The issue of climate change is one that appears to be intensifying which means we really need to do something about it. Using renewable and recyclable products is always at the forefront of ways to tackle climate change, but the conversation rarely includes the clothes we wear. Fashion is the second dirtiest industry in the world, second to energy. Due to the rise in fast fashion, over consumption is rife meaning a great amount of waste is produced. These wasted clothing items, which are dumped in landfills, tend to contain dyes and toxins that are harmful for the environment. In addition, the amount of water used to produce clothing is extremely high; 2,700 gallons for one cotton t-shirt!
This all points to the fact that the clothes we buy have a great impact on the environment. Our desire for cheap, trendy clothing is doing more harm than good to our planet. So, what can we do about it? The onus falls on both the consumers and the designers as there must be sustainable options for us to purchase. With the rising concern for the future of our planet, several brands have opted for more sustainable practices in order to reduce their impact on the crisis.
Stella McCartney could be seen as a pioneer for sustainability as her brand was built around this ethos. Growing up vegetarian and being an avid campaigner for animal rights, McCartney has always had sustainability close to her heart. All her stores, offices and studios are powered by wind and energy. Recycling is also a big aspect of the brand as they strive to use recyclable materials in their collections. McCartney also enjoys discovering new technologies and methods to improve the sustainability of her brand, as she did in her collaboration with Adidas. This collaboration resulted in the brand’s most sustainable collection yet with the materials being 70% recycled. Another method McCartney uses to reduce waste is to design garments that people want and will not want to throw away. Once an outlier in her industry, it seems that other luxury fashion brands are taking a hint and improving their sustainability efforts.
Tala is an activewear brand dedicated to offering on-trend, affordable, high-performance activewear that is 100% upcycled. This means that all their garments are made by transforming waste materials into new clothes; saving an average of 14 litres of water and 750 grams of carbon dioxide per item compared to non-recycled materials. In addition, their labels are 100% plantable paper and their packaging is recyclable.
One of the first high street labels truly engaging in sustainability is H&M, launching its conscious collection in 2010. This collection features trendy and stylish pieces that are designed to promote the use of recycled materials in the fashion industry. H&M is constantly creating new, sustainable materials to produce their garments, the latest being orange fibre, bloom foam and piñatex. Whilst this collection stands out for its materials, the designs and prices are still classic H&M, displaying that you do not need to break the bank or change up your style to help the environment.

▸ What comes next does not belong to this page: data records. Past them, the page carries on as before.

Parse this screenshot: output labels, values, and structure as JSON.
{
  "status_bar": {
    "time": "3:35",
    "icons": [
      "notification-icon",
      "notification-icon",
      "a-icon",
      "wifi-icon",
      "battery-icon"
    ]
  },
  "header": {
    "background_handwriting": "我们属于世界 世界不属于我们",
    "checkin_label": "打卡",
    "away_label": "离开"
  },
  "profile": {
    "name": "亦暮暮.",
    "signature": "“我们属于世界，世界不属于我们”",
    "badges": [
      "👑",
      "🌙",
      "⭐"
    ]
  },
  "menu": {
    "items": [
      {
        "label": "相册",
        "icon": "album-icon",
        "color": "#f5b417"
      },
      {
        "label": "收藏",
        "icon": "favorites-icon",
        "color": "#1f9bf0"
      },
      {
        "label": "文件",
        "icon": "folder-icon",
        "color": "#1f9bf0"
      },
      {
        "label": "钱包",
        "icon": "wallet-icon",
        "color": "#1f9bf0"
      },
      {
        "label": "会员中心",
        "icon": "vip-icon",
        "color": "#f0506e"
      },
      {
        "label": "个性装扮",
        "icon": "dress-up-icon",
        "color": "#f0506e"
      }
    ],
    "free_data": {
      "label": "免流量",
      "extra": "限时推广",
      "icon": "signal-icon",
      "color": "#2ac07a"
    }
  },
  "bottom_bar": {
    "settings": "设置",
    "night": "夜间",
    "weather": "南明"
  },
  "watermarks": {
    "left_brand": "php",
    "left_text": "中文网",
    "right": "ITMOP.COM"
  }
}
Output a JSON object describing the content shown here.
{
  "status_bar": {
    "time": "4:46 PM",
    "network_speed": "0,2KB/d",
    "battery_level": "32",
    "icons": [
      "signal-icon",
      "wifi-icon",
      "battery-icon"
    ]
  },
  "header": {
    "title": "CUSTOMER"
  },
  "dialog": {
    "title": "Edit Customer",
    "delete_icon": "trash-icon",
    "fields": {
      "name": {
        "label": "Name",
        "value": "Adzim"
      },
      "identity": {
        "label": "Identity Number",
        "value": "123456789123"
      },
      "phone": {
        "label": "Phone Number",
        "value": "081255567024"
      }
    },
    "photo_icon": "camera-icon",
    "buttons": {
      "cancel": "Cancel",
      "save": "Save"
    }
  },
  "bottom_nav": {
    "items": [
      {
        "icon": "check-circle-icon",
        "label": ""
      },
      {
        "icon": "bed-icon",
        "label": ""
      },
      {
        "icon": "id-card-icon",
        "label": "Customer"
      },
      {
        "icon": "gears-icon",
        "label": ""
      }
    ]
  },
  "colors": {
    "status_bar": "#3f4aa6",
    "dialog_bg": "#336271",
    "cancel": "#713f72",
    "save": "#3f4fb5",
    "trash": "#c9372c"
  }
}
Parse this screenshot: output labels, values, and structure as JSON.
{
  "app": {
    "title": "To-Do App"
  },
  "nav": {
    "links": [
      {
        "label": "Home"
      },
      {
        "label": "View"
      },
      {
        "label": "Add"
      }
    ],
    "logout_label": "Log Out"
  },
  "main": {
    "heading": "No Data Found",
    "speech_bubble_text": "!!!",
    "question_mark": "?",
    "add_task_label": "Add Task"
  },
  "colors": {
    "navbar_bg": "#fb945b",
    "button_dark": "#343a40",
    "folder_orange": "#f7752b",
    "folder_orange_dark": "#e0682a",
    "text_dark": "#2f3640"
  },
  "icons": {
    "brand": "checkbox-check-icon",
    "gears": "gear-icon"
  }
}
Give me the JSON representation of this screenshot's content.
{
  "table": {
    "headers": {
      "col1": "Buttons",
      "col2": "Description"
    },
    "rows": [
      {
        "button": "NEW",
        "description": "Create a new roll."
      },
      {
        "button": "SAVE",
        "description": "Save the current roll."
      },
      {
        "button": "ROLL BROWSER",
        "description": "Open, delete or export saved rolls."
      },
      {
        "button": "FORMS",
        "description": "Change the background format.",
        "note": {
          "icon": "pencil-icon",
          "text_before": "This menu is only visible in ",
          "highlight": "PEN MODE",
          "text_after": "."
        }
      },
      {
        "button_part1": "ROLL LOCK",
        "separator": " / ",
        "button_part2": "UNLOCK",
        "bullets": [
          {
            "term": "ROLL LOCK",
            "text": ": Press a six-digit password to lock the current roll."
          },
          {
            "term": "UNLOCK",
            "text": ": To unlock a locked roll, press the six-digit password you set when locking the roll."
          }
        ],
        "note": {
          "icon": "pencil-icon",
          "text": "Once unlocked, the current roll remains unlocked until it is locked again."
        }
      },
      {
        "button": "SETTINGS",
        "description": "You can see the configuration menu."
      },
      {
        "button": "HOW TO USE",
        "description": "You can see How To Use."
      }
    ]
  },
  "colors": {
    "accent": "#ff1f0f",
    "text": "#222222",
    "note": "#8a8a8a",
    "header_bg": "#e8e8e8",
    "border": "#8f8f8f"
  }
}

These three brands are a great example of how the fashion industry can reduce its significant impact on the environment. Sustainability is not limited to these brands and more are beginning to comprehend just how substantial this issue is. However, this is just the start, there is still a long way to go to improve the sustainability of the fashion industry. But it appears that we have taken that crucial first step to a greener future.